(Materials provided begins)

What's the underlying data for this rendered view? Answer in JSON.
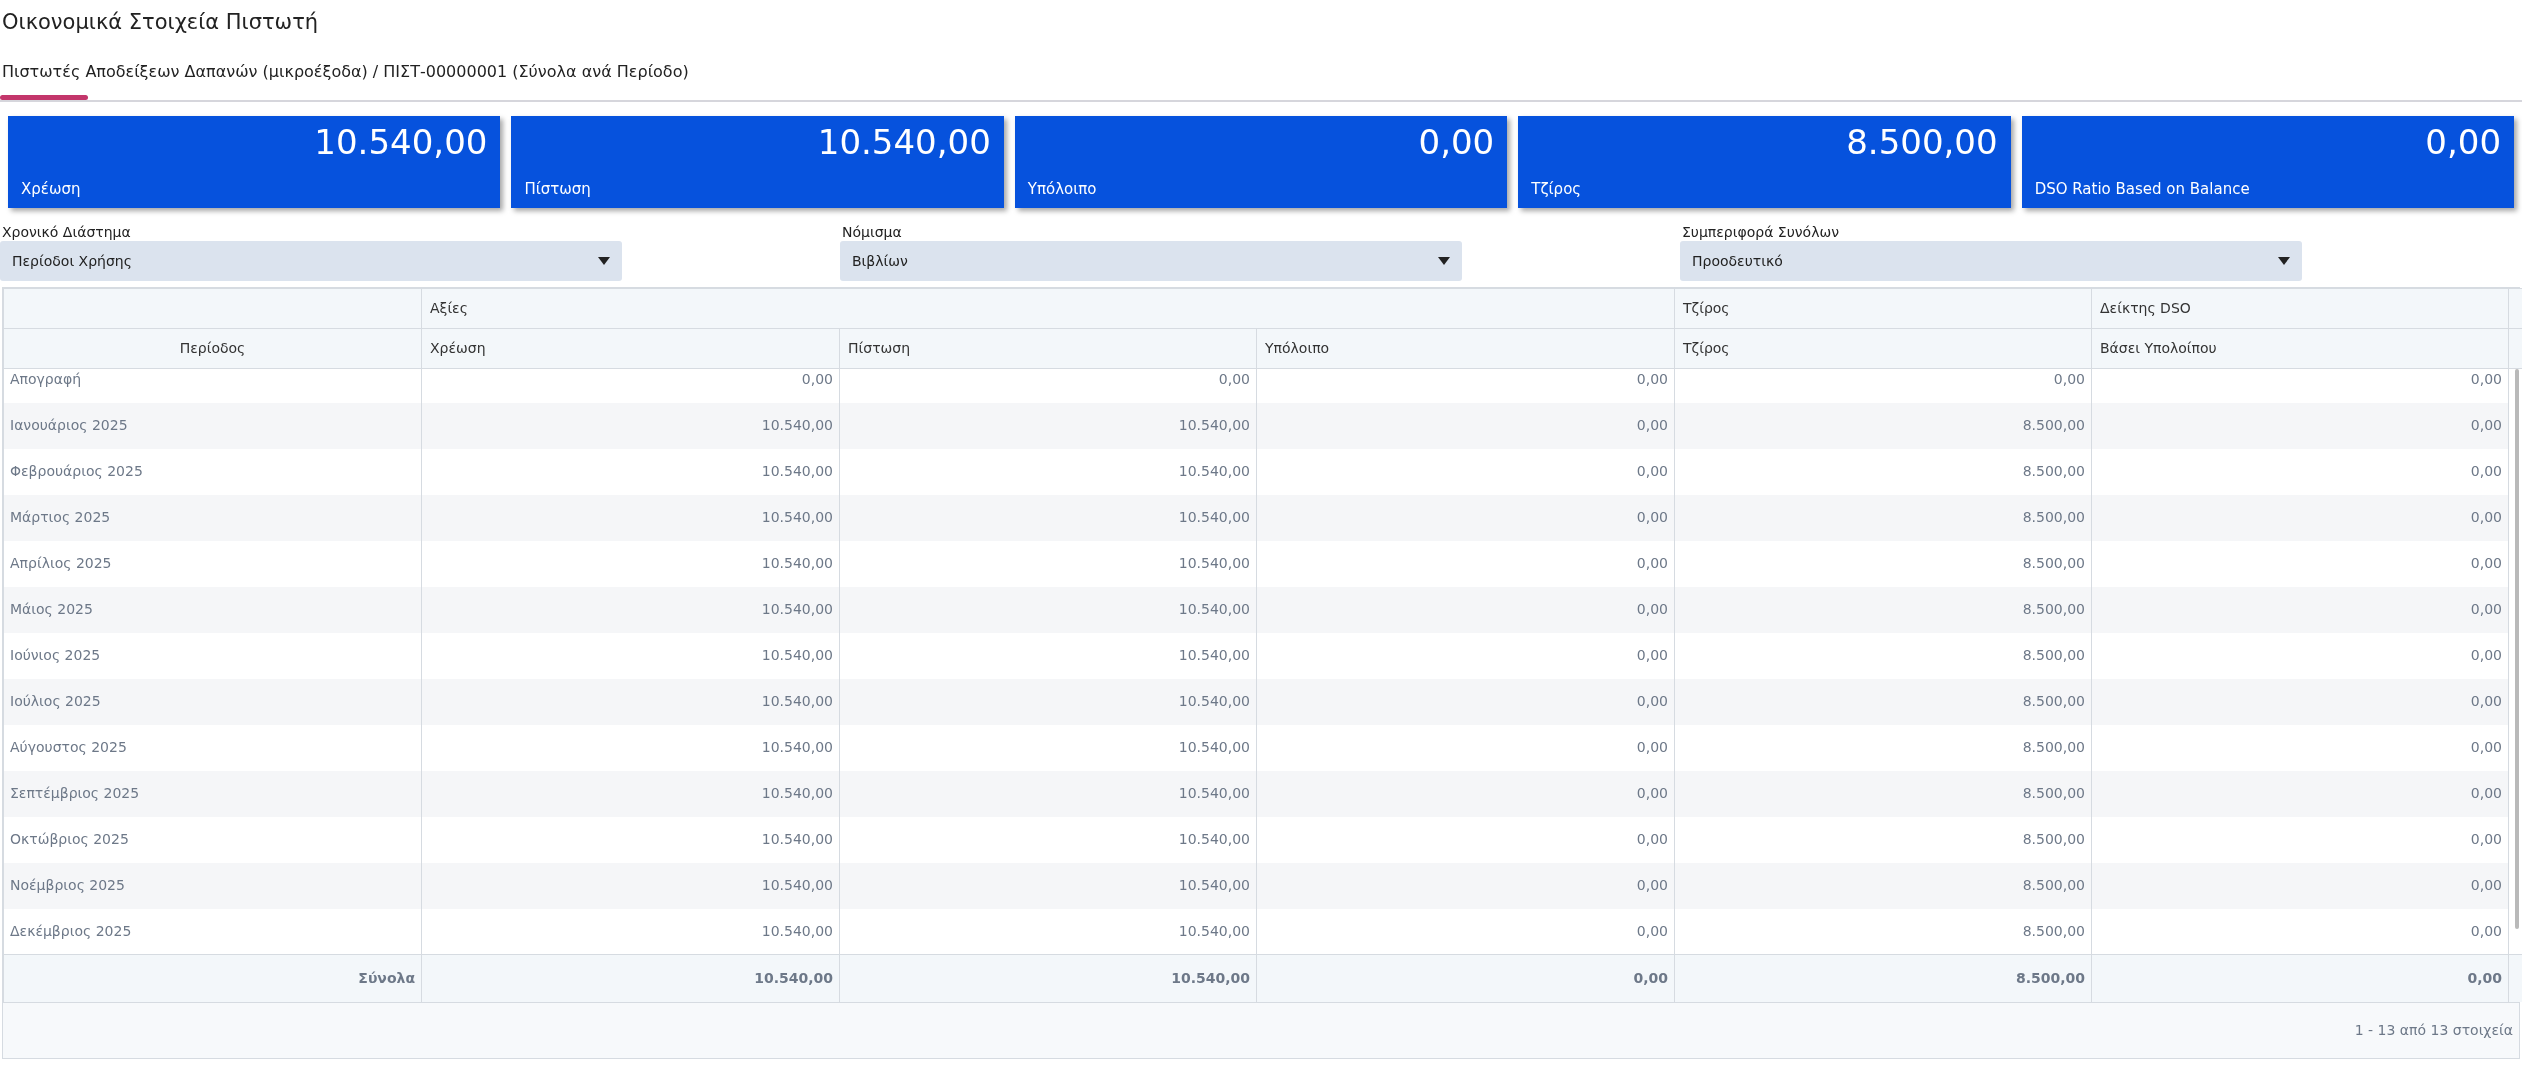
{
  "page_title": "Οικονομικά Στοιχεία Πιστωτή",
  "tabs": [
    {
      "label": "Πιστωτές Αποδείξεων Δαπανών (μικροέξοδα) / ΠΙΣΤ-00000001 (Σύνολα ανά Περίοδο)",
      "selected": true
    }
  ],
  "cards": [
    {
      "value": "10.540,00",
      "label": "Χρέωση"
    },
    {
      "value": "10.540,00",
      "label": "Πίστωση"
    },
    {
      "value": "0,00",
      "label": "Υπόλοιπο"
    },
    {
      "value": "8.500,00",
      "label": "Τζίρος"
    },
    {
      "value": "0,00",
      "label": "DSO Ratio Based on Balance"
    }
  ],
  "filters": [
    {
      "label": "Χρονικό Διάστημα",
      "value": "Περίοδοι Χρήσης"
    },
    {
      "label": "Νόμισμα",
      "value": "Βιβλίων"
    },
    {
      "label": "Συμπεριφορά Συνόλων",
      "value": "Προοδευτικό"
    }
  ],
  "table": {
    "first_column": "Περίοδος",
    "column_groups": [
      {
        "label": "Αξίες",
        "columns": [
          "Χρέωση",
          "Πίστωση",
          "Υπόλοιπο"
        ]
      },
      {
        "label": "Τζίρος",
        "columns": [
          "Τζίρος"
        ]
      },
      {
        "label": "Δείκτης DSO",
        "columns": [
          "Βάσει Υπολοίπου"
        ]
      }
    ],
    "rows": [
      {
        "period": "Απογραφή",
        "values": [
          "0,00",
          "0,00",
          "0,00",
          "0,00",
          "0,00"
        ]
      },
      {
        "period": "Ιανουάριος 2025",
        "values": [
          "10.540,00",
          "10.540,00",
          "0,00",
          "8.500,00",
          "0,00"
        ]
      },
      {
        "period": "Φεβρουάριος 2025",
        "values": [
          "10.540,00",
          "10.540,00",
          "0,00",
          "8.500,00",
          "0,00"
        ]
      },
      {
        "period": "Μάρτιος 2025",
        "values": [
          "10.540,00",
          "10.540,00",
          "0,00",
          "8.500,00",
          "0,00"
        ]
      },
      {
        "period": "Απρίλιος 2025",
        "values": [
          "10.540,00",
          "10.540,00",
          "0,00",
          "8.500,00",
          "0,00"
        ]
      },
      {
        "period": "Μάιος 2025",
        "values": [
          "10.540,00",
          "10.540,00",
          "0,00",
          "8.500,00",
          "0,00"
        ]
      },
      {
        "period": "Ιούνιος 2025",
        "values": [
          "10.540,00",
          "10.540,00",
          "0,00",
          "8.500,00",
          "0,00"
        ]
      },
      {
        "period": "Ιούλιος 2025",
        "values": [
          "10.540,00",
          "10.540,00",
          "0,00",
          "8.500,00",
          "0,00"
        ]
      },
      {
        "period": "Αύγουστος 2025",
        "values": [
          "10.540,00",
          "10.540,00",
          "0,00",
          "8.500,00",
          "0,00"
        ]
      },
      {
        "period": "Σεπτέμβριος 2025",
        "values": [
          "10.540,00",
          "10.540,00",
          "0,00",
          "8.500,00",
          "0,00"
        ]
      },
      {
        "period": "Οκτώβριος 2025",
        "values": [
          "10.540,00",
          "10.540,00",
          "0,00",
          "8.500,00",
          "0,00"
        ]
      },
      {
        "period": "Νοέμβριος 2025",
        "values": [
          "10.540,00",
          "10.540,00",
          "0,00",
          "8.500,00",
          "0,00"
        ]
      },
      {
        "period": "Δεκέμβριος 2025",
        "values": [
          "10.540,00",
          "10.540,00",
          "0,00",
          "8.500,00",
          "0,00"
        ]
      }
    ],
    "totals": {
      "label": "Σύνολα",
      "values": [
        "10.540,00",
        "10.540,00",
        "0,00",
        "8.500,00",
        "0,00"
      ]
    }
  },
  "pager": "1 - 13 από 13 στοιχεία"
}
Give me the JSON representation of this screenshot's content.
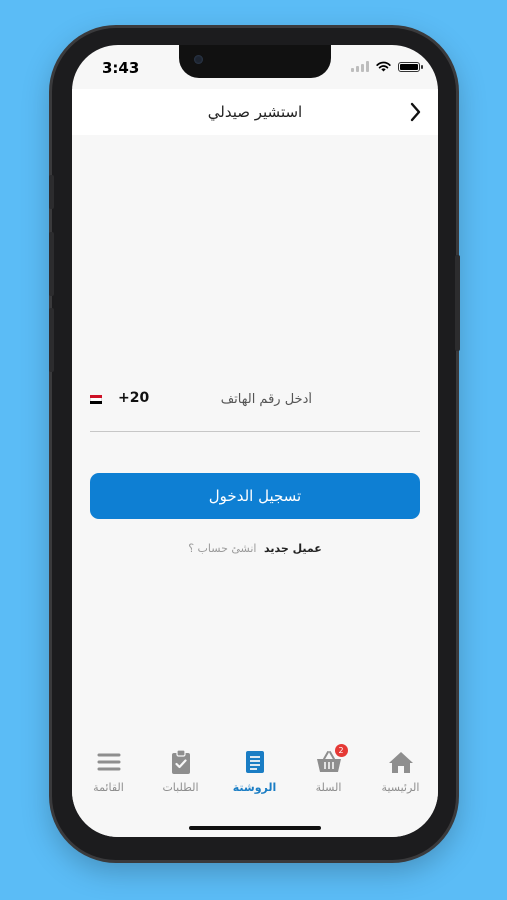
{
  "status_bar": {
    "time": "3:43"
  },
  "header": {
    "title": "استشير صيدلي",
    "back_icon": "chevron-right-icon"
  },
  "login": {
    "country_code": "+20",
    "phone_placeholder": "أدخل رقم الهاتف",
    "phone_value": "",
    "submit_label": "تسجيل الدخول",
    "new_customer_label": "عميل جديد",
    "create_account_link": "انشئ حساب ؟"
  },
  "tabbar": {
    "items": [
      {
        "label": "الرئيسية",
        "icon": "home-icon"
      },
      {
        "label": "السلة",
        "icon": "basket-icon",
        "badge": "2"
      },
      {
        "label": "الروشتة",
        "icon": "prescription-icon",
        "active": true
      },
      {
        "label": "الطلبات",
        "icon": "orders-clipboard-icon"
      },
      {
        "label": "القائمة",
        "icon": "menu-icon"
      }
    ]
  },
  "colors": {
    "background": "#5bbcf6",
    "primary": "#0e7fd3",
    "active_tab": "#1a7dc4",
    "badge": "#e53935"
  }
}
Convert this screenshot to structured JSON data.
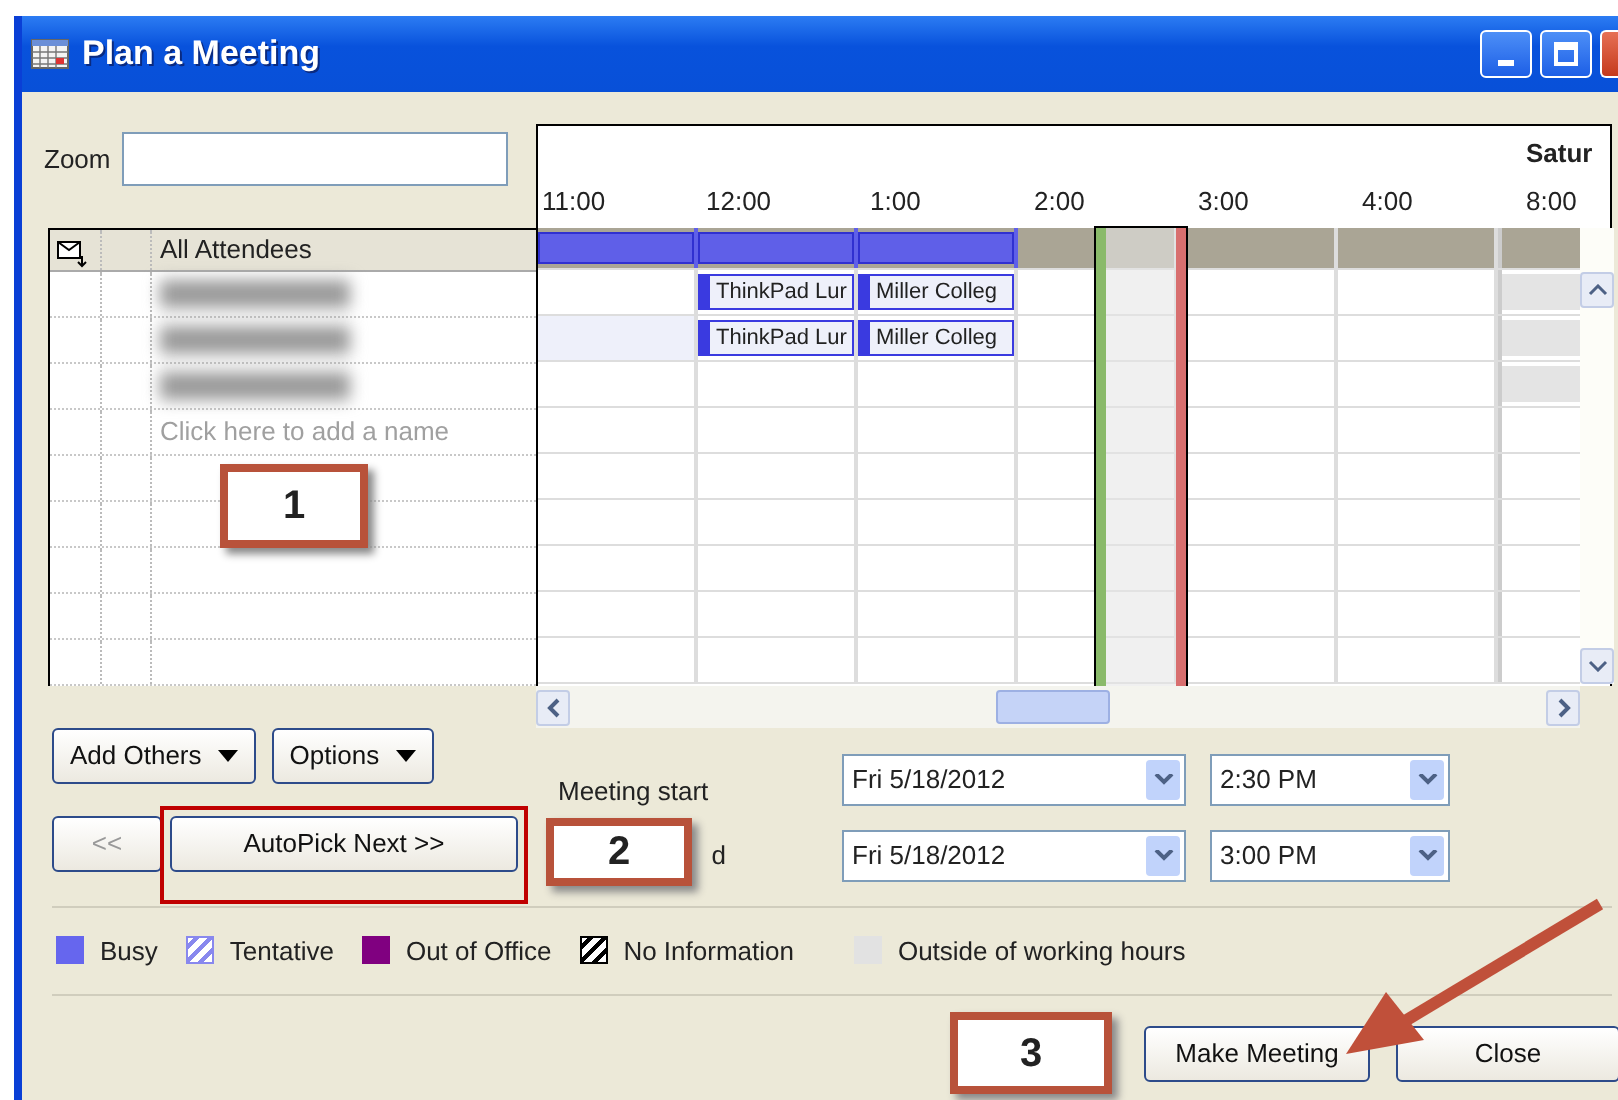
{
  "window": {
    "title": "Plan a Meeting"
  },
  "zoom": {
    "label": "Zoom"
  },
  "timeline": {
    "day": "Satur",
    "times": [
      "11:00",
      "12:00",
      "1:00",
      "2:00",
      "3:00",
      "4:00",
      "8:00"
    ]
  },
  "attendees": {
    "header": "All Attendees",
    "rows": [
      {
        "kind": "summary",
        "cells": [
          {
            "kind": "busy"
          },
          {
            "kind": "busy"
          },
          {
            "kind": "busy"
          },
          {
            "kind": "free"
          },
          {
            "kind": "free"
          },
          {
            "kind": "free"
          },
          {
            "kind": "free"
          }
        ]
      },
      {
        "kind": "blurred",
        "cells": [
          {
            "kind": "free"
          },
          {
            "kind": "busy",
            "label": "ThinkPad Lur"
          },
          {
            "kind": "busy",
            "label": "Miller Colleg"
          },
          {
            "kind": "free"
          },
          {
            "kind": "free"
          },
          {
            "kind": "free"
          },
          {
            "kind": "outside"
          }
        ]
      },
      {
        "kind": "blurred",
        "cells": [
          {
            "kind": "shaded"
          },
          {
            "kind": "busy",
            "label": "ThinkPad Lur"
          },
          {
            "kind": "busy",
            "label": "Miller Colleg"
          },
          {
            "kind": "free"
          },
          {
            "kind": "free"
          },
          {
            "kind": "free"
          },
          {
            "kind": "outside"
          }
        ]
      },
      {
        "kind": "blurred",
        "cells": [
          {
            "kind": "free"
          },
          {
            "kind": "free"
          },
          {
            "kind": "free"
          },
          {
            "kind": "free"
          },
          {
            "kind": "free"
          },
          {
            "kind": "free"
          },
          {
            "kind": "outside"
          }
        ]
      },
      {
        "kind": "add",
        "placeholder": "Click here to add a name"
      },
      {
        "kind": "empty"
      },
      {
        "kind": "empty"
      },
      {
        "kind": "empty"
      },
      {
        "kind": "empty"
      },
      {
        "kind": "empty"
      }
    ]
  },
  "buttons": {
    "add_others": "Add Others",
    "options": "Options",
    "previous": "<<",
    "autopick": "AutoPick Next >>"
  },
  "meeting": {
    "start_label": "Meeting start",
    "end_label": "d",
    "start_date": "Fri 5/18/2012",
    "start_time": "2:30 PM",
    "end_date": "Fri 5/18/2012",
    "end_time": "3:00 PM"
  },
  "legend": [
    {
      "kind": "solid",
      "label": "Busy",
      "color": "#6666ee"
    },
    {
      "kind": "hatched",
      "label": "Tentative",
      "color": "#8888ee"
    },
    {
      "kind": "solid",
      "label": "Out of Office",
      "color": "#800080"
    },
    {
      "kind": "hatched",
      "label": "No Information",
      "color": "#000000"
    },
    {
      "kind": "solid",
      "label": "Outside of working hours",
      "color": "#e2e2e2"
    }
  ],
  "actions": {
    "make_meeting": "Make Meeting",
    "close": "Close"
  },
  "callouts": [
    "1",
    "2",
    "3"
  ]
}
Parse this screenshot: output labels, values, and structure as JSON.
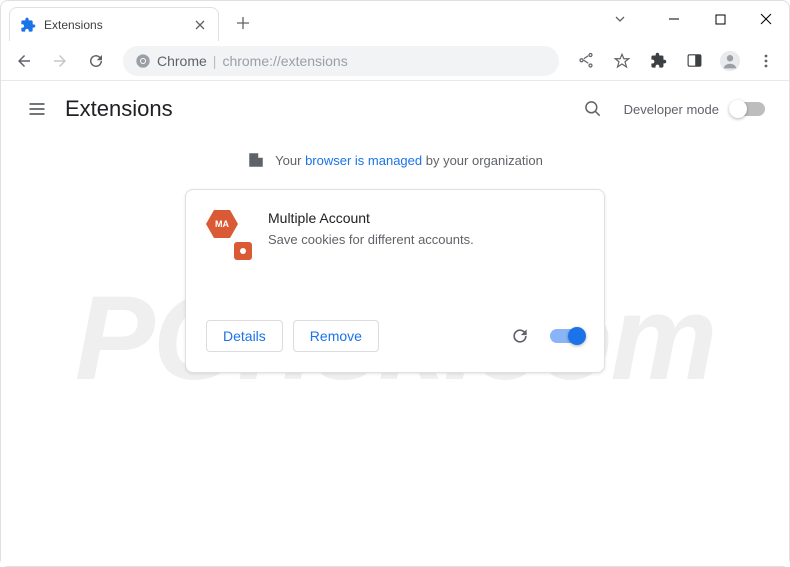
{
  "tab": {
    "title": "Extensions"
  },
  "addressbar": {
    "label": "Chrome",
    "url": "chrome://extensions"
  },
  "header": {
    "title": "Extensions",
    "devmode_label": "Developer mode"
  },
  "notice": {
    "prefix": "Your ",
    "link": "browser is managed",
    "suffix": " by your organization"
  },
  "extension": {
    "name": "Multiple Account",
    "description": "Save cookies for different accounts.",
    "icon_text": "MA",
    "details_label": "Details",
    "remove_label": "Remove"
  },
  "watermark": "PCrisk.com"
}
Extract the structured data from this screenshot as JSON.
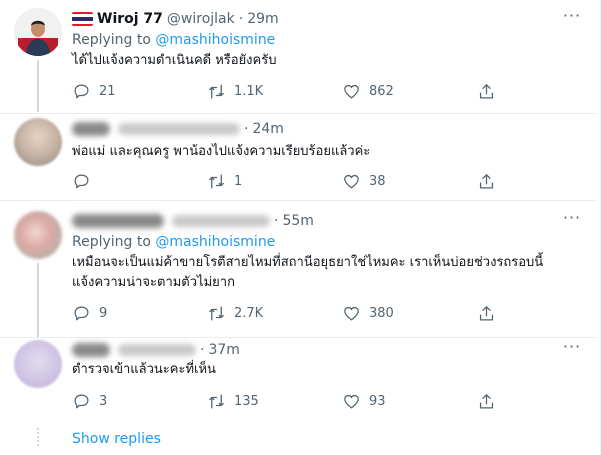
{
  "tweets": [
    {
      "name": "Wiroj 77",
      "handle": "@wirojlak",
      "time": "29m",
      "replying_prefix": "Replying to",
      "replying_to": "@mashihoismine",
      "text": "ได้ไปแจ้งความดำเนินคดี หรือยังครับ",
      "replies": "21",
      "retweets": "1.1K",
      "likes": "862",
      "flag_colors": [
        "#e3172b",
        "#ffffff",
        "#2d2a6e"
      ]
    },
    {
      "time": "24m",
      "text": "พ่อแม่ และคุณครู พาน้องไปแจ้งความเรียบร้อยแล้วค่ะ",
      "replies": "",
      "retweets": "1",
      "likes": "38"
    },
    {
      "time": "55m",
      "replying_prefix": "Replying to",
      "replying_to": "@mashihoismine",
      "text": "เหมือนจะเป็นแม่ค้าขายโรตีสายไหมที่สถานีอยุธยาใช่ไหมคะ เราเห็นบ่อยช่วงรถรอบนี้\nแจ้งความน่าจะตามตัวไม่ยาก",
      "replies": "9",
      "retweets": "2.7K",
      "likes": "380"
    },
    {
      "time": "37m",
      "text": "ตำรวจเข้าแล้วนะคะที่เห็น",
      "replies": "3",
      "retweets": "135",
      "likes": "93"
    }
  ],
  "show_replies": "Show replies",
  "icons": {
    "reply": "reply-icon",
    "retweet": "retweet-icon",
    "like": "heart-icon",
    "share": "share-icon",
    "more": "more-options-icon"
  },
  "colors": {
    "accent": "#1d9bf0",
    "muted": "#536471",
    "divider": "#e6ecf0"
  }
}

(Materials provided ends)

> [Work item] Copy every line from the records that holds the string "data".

> [Response]
What's the underlying data for this rendered view? Answer in JSON.
Convert this screenshot to structured JSON data.
Extract the structured data from this screenshot as JSON.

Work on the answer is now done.